EXERCISE GOAL.
Each record that comes next should be output exactly; pictures do not belong in the copy.

RECORDED DATA START

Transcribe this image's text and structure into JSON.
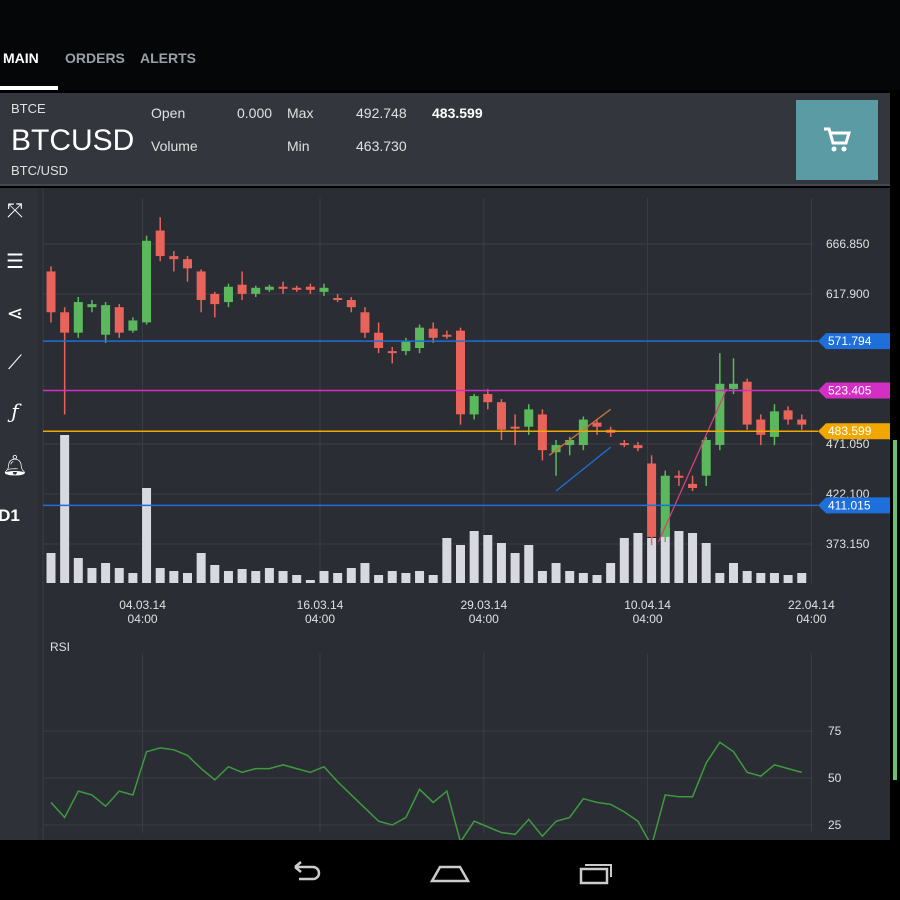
{
  "tabs": [
    {
      "label": "MAIN",
      "active": true
    },
    {
      "label": "ORDERS"
    },
    {
      "label": "ALERTS"
    }
  ],
  "instrument": {
    "exchange": "BTCE",
    "symbol": "BTCUSD",
    "pair": "BTC/USD"
  },
  "stats": {
    "open_label": "Open",
    "open_value": "0.000",
    "max_label": "Max",
    "max_value": "492.748",
    "last_value": "483.599",
    "volume_label": "Volume",
    "volume_value": "",
    "min_label": "Min",
    "min_value": "463.730"
  },
  "toolbar": [
    "fullscreen-icon",
    "settings-sliders-icon",
    "share-icon",
    "draw-line-icon",
    "indicator-function-icon",
    "alert-bell-icon"
  ],
  "timeframe": "D1",
  "colors": {
    "up": "#5cb85c",
    "down": "#e8635a",
    "blue_line": "#1e6fd9",
    "magenta_line": "#d42fc4",
    "orange_line": "#f0a800",
    "rsi": "#3f9a3f"
  },
  "chart_data": [
    {
      "type": "candlestick",
      "title": "BTCUSD",
      "ylim": [
        352,
        700
      ],
      "y_ticks": [
        "666.850",
        "617.900",
        "471.050",
        "422.100",
        "373.150"
      ],
      "y_tick_values": [
        666.85,
        617.9,
        471.05,
        422.1,
        373.15
      ],
      "x_labels": [
        {
          "date": "04.03.14",
          "time": "04:00",
          "index": 7
        },
        {
          "date": "16.03.14",
          "time": "04:00",
          "index": 20
        },
        {
          "date": "29.03.14",
          "time": "04:00",
          "index": 32
        },
        {
          "date": "10.04.14",
          "time": "04:00",
          "index": 44
        },
        {
          "date": "22.04.14",
          "time": "04:00",
          "index": 56
        }
      ],
      "price_lines": [
        {
          "label": "571.794",
          "value": 571.794,
          "color": "#1e6fd9"
        },
        {
          "label": "523.405",
          "value": 523.405,
          "color": "#d42fc4"
        },
        {
          "label": "483.599",
          "value": 483.599,
          "color": "#f0a800"
        },
        {
          "label": "411.015",
          "value": 411.015,
          "color": "#1e6fd9"
        }
      ],
      "trend_lines": [
        {
          "from": [
            36.5,
            460
          ],
          "to": [
            41,
            505
          ],
          "color": "#c8733a"
        },
        {
          "from": [
            37,
            425
          ],
          "to": [
            41,
            468
          ],
          "color": "#1e6fd9"
        },
        {
          "from": [
            44.5,
            375
          ],
          "to": [
            49.5,
            525
          ],
          "color": "#d4407a"
        }
      ],
      "ohlc": [
        [
          640,
          645,
          590,
          600
        ],
        [
          600,
          605,
          500,
          580
        ],
        [
          580,
          615,
          575,
          610
        ],
        [
          605,
          612,
          600,
          608
        ],
        [
          578,
          610,
          570,
          607
        ],
        [
          605,
          608,
          575,
          580
        ],
        [
          582,
          595,
          580,
          592
        ],
        [
          590,
          675,
          588,
          670
        ],
        [
          680,
          693,
          650,
          655
        ],
        [
          655,
          660,
          640,
          652
        ],
        [
          652,
          655,
          630,
          643
        ],
        [
          640,
          642,
          600,
          612
        ],
        [
          618,
          620,
          595,
          608
        ],
        [
          610,
          628,
          605,
          625
        ],
        [
          627,
          640,
          612,
          618
        ],
        [
          618,
          626,
          615,
          624
        ],
        [
          622,
          627,
          620,
          625
        ],
        [
          625,
          630,
          618,
          623
        ],
        [
          624,
          626,
          620,
          622
        ],
        [
          625,
          628,
          618,
          622
        ],
        [
          620,
          628,
          616,
          624
        ],
        [
          614,
          618,
          610,
          612
        ],
        [
          612,
          615,
          600,
          605
        ],
        [
          600,
          605,
          575,
          580
        ],
        [
          580,
          590,
          560,
          565
        ],
        [
          562,
          566,
          550,
          560
        ],
        [
          562,
          575,
          558,
          572
        ],
        [
          565,
          588,
          560,
          585
        ],
        [
          584,
          590,
          570,
          575
        ],
        [
          578,
          582,
          574,
          577
        ],
        [
          582,
          585,
          490,
          500
        ],
        [
          500,
          520,
          495,
          518
        ],
        [
          520,
          525,
          505,
          512
        ],
        [
          512,
          515,
          475,
          485
        ],
        [
          488,
          500,
          470,
          487
        ],
        [
          488,
          510,
          480,
          505
        ],
        [
          500,
          505,
          455,
          465
        ],
        [
          463,
          475,
          440,
          470
        ],
        [
          470,
          478,
          460,
          475
        ],
        [
          470,
          498,
          465,
          495
        ],
        [
          492,
          495,
          480,
          488
        ],
        [
          485,
          488,
          478,
          482
        ],
        [
          472,
          475,
          468,
          470
        ],
        [
          470,
          473,
          464,
          467
        ],
        [
          452,
          460,
          372,
          380
        ],
        [
          380,
          445,
          375,
          440
        ],
        [
          440,
          445,
          430,
          438
        ],
        [
          432,
          440,
          425,
          428
        ],
        [
          440,
          478,
          430,
          475
        ],
        [
          470,
          560,
          465,
          530
        ],
        [
          525,
          555,
          520,
          530
        ],
        [
          532,
          535,
          485,
          490
        ],
        [
          495,
          500,
          470,
          480
        ],
        [
          478,
          510,
          470,
          503
        ],
        [
          504,
          508,
          490,
          495
        ],
        [
          495,
          500,
          485,
          490
        ]
      ]
    },
    {
      "type": "bar",
      "title": "Volume",
      "values": [
        30,
        148,
        25,
        15,
        20,
        15,
        10,
        95,
        15,
        12,
        10,
        30,
        18,
        12,
        14,
        12,
        15,
        12,
        8,
        3,
        12,
        10,
        15,
        20,
        8,
        12,
        10,
        12,
        8,
        45,
        38,
        52,
        48,
        40,
        30,
        38,
        12,
        20,
        12,
        10,
        8,
        20,
        45,
        50,
        45,
        55,
        52,
        50,
        40,
        10,
        20,
        12,
        10,
        10,
        8,
        10
      ]
    },
    {
      "type": "line",
      "title": "RSI",
      "ylim": [
        0,
        100
      ],
      "y_ticks": [
        "75",
        "50",
        "25"
      ],
      "y_tick_values": [
        75,
        50,
        25
      ],
      "values": [
        37,
        29,
        43,
        41,
        35,
        43,
        41,
        64,
        66,
        65,
        62,
        55,
        49,
        56,
        53,
        55,
        55,
        57,
        55,
        53,
        56,
        48,
        41,
        34,
        27,
        25,
        29,
        44,
        37,
        43,
        16,
        27,
        24,
        21,
        20,
        28,
        19,
        27,
        29,
        39,
        37,
        36,
        32,
        27,
        14,
        41,
        40,
        40,
        58,
        69,
        64,
        53,
        51,
        57,
        55,
        53
      ]
    }
  ]
}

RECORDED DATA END

EXPECTED ANSWER.
Transcribe this image's text and structure into JSON.
{
  "tabs": [
    {
      "label": "MAIN",
      "active": true
    },
    {
      "label": "ORDERS"
    },
    {
      "label": "ALERTS"
    }
  ],
  "instrument": {
    "exchange": "BTCE",
    "symbol": "BTCUSD",
    "pair": "BTC/USD"
  },
  "stats": {
    "open_label": "Open",
    "open_value": "0.000",
    "max_label": "Max",
    "max_value": "492.748",
    "last_value": "483.599",
    "volume_label": "Volume",
    "volume_value": "",
    "min_label": "Min",
    "min_value": "463.730"
  },
  "toolbar": [
    "fullscreen-icon",
    "settings-sliders-icon",
    "share-icon",
    "draw-line-icon",
    "indicator-function-icon",
    "alert-bell-icon"
  ],
  "timeframe": "D1",
  "colors": {
    "up": "#5cb85c",
    "down": "#e8635a",
    "blue_line": "#1e6fd9",
    "magenta_line": "#d42fc4",
    "orange_line": "#f0a800",
    "rsi": "#3f9a3f"
  },
  "chart_data": [
    {
      "type": "candlestick",
      "title": "BTCUSD",
      "ylim": [
        352,
        700
      ],
      "y_ticks": [
        "666.850",
        "617.900",
        "471.050",
        "422.100",
        "373.150"
      ],
      "y_tick_values": [
        666.85,
        617.9,
        471.05,
        422.1,
        373.15
      ],
      "x_labels": [
        {
          "date": "04.03.14",
          "time": "04:00",
          "index": 7
        },
        {
          "date": "16.03.14",
          "time": "04:00",
          "index": 20
        },
        {
          "date": "29.03.14",
          "time": "04:00",
          "index": 32
        },
        {
          "date": "10.04.14",
          "time": "04:00",
          "index": 44
        },
        {
          "date": "22.04.14",
          "time": "04:00",
          "index": 56
        }
      ],
      "price_lines": [
        {
          "label": "571.794",
          "value": 571.794,
          "color": "#1e6fd9"
        },
        {
          "label": "523.405",
          "value": 523.405,
          "color": "#d42fc4"
        },
        {
          "label": "483.599",
          "value": 483.599,
          "color": "#f0a800"
        },
        {
          "label": "411.015",
          "value": 411.015,
          "color": "#1e6fd9"
        }
      ],
      "trend_lines": [
        {
          "from": [
            36.5,
            460
          ],
          "to": [
            41,
            505
          ],
          "color": "#c8733a"
        },
        {
          "from": [
            37,
            425
          ],
          "to": [
            41,
            468
          ],
          "color": "#1e6fd9"
        },
        {
          "from": [
            44.5,
            375
          ],
          "to": [
            49.5,
            525
          ],
          "color": "#d4407a"
        }
      ],
      "ohlc": [
        [
          640,
          645,
          590,
          600
        ],
        [
          600,
          605,
          500,
          580
        ],
        [
          580,
          615,
          575,
          610
        ],
        [
          605,
          612,
          600,
          608
        ],
        [
          578,
          610,
          570,
          607
        ],
        [
          605,
          608,
          575,
          580
        ],
        [
          582,
          595,
          580,
          592
        ],
        [
          590,
          675,
          588,
          670
        ],
        [
          680,
          693,
          650,
          655
        ],
        [
          655,
          660,
          640,
          652
        ],
        [
          652,
          655,
          630,
          643
        ],
        [
          640,
          642,
          600,
          612
        ],
        [
          618,
          620,
          595,
          608
        ],
        [
          610,
          628,
          605,
          625
        ],
        [
          627,
          640,
          612,
          618
        ],
        [
          618,
          626,
          615,
          624
        ],
        [
          622,
          627,
          620,
          625
        ],
        [
          625,
          630,
          618,
          623
        ],
        [
          624,
          626,
          620,
          622
        ],
        [
          625,
          628,
          618,
          622
        ],
        [
          620,
          628,
          616,
          624
        ],
        [
          614,
          618,
          610,
          612
        ],
        [
          612,
          615,
          600,
          605
        ],
        [
          600,
          605,
          575,
          580
        ],
        [
          580,
          590,
          560,
          565
        ],
        [
          562,
          566,
          550,
          560
        ],
        [
          562,
          575,
          558,
          572
        ],
        [
          565,
          588,
          560,
          585
        ],
        [
          584,
          590,
          570,
          575
        ],
        [
          578,
          582,
          574,
          577
        ],
        [
          582,
          585,
          490,
          500
        ],
        [
          500,
          520,
          495,
          518
        ],
        [
          520,
          525,
          505,
          512
        ],
        [
          512,
          515,
          475,
          485
        ],
        [
          488,
          500,
          470,
          487
        ],
        [
          488,
          510,
          480,
          505
        ],
        [
          500,
          505,
          455,
          465
        ],
        [
          463,
          475,
          440,
          470
        ],
        [
          470,
          478,
          460,
          475
        ],
        [
          470,
          498,
          465,
          495
        ],
        [
          492,
          495,
          480,
          488
        ],
        [
          485,
          488,
          478,
          482
        ],
        [
          472,
          475,
          468,
          470
        ],
        [
          470,
          473,
          464,
          467
        ],
        [
          452,
          460,
          372,
          380
        ],
        [
          380,
          445,
          375,
          440
        ],
        [
          440,
          445,
          430,
          438
        ],
        [
          432,
          440,
          425,
          428
        ],
        [
          440,
          478,
          430,
          475
        ],
        [
          470,
          560,
          465,
          530
        ],
        [
          525,
          555,
          520,
          530
        ],
        [
          532,
          535,
          485,
          490
        ],
        [
          495,
          500,
          470,
          480
        ],
        [
          478,
          510,
          470,
          503
        ],
        [
          504,
          508,
          490,
          495
        ],
        [
          495,
          500,
          485,
          490
        ]
      ]
    },
    {
      "type": "bar",
      "title": "Volume",
      "values": [
        30,
        148,
        25,
        15,
        20,
        15,
        10,
        95,
        15,
        12,
        10,
        30,
        18,
        12,
        14,
        12,
        15,
        12,
        8,
        3,
        12,
        10,
        15,
        20,
        8,
        12,
        10,
        12,
        8,
        45,
        38,
        52,
        48,
        40,
        30,
        38,
        12,
        20,
        12,
        10,
        8,
        20,
        45,
        50,
        45,
        55,
        52,
        50,
        40,
        10,
        20,
        12,
        10,
        10,
        8,
        10
      ]
    },
    {
      "type": "line",
      "title": "RSI",
      "ylim": [
        0,
        100
      ],
      "y_ticks": [
        "75",
        "50",
        "25"
      ],
      "y_tick_values": [
        75,
        50,
        25
      ],
      "values": [
        37,
        29,
        43,
        41,
        35,
        43,
        41,
        64,
        66,
        65,
        62,
        55,
        49,
        56,
        53,
        55,
        55,
        57,
        55,
        53,
        56,
        48,
        41,
        34,
        27,
        25,
        29,
        44,
        37,
        43,
        16,
        27,
        24,
        21,
        20,
        28,
        19,
        27,
        29,
        39,
        37,
        36,
        32,
        27,
        14,
        41,
        40,
        40,
        58,
        69,
        64,
        53,
        51,
        57,
        55,
        53
      ]
    }
  ]
}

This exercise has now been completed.